RECORDS FOR THIS EXERCISE: Begin
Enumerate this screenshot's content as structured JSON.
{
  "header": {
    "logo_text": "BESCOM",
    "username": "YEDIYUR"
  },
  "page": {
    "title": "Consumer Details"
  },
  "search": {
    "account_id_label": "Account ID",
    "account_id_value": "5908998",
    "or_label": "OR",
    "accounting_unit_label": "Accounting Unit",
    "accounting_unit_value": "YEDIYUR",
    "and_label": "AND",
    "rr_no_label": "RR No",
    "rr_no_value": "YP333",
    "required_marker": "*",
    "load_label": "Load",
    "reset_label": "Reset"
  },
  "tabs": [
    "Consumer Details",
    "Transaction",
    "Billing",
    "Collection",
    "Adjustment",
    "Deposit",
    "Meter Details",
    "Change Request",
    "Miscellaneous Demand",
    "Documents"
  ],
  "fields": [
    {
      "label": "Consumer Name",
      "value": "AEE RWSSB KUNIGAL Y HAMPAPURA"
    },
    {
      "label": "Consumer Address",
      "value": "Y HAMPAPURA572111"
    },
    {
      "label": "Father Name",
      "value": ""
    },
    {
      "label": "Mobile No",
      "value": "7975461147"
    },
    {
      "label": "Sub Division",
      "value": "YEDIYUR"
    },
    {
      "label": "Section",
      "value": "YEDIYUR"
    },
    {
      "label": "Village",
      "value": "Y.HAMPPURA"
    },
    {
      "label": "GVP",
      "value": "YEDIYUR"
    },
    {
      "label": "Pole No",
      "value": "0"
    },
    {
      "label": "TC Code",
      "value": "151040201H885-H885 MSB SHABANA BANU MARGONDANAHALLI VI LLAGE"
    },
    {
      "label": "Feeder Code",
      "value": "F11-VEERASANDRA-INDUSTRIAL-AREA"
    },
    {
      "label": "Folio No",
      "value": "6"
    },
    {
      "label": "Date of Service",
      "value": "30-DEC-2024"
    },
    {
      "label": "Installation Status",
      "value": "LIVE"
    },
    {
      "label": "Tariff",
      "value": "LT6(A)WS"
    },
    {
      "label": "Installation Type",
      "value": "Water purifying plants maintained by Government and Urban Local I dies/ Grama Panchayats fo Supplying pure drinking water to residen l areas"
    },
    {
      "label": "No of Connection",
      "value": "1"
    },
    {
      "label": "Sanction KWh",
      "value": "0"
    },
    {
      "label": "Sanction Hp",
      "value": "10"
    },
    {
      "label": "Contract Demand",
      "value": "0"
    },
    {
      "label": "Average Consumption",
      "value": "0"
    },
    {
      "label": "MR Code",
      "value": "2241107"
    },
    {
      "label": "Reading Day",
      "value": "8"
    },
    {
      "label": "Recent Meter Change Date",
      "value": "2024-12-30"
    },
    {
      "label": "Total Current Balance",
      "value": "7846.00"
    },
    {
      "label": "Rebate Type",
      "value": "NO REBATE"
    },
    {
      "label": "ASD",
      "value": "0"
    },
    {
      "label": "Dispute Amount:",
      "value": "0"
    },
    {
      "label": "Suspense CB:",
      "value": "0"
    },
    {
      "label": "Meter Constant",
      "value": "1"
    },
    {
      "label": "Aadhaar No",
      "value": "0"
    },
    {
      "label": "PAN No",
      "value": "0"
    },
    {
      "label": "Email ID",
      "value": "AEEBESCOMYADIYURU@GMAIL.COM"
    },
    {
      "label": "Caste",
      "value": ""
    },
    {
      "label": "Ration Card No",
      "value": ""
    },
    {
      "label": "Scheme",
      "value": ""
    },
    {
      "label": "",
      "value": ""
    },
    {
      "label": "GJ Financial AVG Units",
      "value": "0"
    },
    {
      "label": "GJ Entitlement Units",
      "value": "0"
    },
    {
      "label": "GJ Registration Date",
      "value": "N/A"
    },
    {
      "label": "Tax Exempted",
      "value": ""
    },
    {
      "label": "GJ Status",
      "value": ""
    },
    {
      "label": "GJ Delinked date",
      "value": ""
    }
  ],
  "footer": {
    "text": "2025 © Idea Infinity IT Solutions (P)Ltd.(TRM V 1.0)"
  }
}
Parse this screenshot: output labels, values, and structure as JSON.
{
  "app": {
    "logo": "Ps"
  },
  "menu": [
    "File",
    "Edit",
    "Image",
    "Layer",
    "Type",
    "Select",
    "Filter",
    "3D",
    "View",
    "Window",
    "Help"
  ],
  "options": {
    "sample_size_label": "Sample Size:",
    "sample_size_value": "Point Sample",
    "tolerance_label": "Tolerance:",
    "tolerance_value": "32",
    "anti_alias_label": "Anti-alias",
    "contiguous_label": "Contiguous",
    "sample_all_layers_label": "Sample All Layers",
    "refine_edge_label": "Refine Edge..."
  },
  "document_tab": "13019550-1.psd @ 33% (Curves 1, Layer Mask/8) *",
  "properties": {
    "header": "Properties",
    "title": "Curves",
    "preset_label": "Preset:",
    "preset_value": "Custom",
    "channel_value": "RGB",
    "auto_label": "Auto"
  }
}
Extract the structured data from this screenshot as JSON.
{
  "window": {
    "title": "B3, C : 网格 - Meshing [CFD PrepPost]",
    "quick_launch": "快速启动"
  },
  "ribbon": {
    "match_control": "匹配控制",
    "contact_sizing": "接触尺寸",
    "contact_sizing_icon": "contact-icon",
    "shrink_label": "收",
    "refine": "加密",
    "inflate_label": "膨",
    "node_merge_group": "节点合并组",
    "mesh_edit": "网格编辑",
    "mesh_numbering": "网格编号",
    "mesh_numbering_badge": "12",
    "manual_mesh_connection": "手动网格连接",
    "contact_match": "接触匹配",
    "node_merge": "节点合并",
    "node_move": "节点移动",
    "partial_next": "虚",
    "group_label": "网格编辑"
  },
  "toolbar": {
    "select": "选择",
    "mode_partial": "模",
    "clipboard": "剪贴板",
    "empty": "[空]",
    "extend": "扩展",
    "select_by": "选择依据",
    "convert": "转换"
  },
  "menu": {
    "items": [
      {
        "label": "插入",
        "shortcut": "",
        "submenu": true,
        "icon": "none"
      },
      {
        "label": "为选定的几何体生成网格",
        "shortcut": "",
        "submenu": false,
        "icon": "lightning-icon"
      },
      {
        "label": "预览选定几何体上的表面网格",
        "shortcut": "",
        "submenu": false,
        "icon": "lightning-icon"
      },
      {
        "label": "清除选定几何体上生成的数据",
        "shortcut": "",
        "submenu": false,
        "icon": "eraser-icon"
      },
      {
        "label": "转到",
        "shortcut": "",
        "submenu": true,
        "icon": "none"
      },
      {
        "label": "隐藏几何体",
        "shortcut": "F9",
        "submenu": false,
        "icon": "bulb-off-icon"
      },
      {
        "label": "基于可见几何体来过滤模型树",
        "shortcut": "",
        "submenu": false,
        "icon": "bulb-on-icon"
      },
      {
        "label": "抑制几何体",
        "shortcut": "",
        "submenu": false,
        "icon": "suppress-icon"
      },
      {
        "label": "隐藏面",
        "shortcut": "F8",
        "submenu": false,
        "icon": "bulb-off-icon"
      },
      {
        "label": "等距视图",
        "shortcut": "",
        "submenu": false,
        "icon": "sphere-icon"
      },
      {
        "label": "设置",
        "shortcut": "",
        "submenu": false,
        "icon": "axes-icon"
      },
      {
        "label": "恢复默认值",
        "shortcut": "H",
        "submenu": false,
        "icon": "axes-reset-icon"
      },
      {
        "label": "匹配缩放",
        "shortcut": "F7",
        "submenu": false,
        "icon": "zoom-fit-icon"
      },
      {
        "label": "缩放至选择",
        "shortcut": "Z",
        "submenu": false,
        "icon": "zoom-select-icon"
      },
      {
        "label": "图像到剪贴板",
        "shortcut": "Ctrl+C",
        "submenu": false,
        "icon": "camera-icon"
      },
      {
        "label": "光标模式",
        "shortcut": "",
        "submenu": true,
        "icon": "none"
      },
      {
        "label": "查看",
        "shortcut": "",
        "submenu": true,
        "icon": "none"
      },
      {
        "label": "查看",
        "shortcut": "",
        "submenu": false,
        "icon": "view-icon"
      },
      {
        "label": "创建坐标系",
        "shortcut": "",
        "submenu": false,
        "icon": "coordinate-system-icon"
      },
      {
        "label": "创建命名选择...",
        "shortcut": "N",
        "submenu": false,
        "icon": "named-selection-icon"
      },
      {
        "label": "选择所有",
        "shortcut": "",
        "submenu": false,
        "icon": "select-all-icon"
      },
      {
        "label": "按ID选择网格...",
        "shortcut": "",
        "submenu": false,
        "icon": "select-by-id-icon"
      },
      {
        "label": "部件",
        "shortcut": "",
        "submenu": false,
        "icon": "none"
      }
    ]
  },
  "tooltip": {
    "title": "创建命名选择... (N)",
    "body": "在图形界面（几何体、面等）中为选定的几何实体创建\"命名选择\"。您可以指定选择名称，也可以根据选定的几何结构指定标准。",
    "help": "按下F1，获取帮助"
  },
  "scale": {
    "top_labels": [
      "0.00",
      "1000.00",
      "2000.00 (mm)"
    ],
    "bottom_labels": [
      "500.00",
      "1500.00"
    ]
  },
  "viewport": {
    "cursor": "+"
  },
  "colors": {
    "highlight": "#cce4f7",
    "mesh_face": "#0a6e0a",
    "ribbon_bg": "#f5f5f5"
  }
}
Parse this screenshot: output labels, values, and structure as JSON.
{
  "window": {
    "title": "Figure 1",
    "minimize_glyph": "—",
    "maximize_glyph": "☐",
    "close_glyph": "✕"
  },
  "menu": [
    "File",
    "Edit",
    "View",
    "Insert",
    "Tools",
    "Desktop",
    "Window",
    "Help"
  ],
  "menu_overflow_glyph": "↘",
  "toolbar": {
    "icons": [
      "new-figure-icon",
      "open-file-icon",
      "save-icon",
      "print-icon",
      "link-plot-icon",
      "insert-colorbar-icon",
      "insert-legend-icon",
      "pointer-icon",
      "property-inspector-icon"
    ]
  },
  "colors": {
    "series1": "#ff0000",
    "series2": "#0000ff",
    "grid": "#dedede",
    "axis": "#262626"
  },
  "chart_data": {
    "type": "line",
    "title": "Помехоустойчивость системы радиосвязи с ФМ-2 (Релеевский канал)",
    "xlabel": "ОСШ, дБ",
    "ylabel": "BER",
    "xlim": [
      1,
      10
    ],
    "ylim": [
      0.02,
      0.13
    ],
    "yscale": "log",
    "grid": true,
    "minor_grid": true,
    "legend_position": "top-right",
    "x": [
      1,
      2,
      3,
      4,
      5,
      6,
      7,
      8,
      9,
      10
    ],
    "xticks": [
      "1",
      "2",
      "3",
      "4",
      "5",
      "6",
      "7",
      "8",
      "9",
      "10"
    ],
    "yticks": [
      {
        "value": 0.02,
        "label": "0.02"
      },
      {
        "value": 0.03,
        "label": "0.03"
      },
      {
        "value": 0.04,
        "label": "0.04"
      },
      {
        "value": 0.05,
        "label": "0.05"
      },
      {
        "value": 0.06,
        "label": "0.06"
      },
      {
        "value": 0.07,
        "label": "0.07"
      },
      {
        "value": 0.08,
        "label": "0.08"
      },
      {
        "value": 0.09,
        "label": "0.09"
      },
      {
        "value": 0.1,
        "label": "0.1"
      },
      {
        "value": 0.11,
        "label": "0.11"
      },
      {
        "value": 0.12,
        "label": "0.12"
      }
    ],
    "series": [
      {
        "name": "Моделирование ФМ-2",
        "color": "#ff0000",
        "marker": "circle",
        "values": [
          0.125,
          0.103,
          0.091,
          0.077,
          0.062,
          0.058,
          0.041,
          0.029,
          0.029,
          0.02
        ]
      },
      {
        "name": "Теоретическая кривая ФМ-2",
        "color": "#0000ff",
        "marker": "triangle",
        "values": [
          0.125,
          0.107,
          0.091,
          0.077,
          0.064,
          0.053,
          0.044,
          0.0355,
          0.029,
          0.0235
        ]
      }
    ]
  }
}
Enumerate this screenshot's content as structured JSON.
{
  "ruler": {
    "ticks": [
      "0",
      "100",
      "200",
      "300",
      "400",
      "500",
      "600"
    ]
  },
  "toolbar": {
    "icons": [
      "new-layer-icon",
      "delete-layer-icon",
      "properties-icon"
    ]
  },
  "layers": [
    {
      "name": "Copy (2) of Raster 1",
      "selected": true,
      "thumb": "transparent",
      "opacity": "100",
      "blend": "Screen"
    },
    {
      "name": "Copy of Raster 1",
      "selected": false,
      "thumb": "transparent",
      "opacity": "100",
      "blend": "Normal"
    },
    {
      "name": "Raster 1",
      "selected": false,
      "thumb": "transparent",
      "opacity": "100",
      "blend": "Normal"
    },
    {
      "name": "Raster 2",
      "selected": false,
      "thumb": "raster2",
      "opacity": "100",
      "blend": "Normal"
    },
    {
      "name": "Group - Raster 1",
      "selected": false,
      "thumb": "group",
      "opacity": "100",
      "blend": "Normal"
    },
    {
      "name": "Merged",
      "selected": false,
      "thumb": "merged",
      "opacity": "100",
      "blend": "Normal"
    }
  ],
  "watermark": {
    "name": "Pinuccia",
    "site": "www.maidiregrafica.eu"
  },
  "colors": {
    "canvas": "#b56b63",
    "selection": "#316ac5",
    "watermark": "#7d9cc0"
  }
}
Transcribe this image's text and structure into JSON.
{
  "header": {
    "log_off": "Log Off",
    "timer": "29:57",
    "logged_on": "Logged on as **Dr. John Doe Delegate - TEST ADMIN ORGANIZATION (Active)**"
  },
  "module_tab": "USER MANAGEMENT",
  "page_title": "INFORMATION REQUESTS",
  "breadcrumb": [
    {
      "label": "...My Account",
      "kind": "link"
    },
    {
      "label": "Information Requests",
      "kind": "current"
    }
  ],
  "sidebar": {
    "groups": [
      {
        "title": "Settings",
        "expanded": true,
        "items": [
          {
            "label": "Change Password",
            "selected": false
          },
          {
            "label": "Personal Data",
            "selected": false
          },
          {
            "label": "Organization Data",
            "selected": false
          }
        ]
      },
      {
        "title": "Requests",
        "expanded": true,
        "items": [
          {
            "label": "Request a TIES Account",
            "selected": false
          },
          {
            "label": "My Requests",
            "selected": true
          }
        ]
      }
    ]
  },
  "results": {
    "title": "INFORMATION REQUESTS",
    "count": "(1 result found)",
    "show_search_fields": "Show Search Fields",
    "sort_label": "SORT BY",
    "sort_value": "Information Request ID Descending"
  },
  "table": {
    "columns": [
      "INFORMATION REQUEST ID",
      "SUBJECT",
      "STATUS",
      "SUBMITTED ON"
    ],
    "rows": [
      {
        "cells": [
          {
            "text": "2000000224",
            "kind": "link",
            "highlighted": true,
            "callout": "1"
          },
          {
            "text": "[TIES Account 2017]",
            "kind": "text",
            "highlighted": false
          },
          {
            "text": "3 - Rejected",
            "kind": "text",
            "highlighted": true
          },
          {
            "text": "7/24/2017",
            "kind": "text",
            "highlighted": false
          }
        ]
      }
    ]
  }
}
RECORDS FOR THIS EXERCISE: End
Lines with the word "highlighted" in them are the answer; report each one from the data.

            "highlighted": true,
            "highlighted": false
            "highlighted": true
            "highlighted": false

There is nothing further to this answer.